In the records below, count every line that includes the word "plus". Provide the total alone.
════════
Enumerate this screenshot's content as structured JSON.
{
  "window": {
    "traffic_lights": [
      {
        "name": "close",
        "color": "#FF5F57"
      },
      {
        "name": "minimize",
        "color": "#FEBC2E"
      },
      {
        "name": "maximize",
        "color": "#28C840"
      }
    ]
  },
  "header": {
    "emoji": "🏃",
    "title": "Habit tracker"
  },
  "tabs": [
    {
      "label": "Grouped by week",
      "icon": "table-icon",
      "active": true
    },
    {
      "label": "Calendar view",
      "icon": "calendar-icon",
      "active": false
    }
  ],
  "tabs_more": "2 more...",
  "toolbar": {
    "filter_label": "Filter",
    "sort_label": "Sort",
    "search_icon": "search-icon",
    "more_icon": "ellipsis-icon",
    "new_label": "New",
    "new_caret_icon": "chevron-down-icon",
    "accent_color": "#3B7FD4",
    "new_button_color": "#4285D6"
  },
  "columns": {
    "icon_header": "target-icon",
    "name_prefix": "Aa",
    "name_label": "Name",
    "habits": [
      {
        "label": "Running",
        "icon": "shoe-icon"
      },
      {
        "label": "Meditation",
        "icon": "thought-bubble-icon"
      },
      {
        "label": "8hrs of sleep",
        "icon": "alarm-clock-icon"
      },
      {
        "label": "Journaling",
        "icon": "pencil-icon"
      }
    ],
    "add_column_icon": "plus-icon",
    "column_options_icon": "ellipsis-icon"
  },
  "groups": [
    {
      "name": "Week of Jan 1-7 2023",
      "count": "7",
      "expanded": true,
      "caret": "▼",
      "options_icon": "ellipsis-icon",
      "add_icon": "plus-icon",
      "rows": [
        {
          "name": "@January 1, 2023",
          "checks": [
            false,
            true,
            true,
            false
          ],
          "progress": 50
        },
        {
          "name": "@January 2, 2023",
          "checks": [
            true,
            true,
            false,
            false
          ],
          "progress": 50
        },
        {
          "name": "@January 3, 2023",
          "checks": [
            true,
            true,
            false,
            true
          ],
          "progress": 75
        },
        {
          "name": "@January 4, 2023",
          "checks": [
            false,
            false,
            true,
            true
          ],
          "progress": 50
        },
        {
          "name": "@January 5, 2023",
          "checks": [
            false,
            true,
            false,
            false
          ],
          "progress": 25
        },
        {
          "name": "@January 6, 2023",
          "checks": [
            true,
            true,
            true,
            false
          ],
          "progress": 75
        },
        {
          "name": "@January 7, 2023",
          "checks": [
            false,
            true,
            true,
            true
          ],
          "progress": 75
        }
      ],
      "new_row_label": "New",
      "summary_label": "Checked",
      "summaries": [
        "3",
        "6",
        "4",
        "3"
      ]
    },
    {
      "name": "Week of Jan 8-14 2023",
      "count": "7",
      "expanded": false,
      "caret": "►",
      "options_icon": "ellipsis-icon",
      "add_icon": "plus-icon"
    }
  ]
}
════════
Your solution: 3